Ecosystem services and disservices in urban Bangladesh and Tanzania (ESPA)
A comparison of green and water structures in urban Bangladesh and Tanzania (EcoPoor)
Access to safe drinking water and well-drained land are essential water ecosystem services for urban populations. Urban green structures offer the fundamental services of shelter, fuel, food, nutrition, protection from extreme weather, and pollution retention. Informal settlements in urban areas usually lack access to these ecosystem services.
They are often located in risky environments such as floodplains and can be situated in close proximity to polluted and degraded areas such as open sewers and drains, industrial establishments, landfills and rubbish tips. Inadequate sanitation and waste disposal can also be commonplace.
Collective action and co-production are essential building blocks of local institutional arrangements that are needed to successfully and sustainably expand access to basic services for the urban poor. This research will explore co-production and collective action in Dhaka (Bangladesh) and Dar Es Salaam (Tanzania), focusing on services derived, and disservices resulting, from two important ecosystems: urban green and water structures.
The project will identify the institutional frameworks that enable the urban poor to improve their wellbeing through improving their access to services and preventing urban green and water ecosystem disservices.

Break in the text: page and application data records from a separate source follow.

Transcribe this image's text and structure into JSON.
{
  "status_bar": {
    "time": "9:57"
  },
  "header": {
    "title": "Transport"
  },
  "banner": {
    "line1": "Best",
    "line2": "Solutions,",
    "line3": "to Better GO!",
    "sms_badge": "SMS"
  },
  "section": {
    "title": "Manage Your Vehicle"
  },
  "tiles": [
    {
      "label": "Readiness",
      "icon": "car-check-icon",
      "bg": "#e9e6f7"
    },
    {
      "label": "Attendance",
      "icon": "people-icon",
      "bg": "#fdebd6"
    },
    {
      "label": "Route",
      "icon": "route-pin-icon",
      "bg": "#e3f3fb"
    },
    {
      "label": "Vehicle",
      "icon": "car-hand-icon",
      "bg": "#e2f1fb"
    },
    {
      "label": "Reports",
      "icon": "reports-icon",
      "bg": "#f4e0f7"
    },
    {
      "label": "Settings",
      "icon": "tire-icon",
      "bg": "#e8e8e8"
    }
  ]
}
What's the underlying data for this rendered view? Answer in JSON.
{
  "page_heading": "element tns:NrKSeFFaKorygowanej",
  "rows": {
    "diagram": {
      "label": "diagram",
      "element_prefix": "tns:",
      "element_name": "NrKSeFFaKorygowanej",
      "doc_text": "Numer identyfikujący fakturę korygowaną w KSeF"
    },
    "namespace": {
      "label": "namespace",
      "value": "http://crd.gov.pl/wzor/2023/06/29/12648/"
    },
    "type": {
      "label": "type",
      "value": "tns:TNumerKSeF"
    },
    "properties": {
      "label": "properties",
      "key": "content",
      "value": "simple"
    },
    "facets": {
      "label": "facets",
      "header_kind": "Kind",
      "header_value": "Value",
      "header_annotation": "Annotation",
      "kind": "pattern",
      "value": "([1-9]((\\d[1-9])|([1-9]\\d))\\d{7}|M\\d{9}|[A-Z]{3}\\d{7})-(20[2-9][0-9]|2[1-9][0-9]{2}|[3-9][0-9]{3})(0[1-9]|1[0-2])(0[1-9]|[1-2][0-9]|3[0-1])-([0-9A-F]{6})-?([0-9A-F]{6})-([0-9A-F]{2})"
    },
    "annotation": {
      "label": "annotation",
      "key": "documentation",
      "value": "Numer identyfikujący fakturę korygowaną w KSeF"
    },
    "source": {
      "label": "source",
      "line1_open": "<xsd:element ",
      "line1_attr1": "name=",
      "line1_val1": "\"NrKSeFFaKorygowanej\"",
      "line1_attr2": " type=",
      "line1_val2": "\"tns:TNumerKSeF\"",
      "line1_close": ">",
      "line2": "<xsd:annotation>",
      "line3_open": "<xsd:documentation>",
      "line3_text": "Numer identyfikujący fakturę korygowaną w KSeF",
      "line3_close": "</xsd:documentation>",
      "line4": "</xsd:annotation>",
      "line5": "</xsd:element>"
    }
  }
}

James Rothwell is Co-I on the project alongside Clive Agnew, David Hulme and Adisa Azapagic at The University of Manchester. The project is led by Dr Manoj Roy (Lancaster University), with country coordinators and Co-Is; Ferdous Jahan (Bangladesh), and Riziki Shemdoe (Tanzania).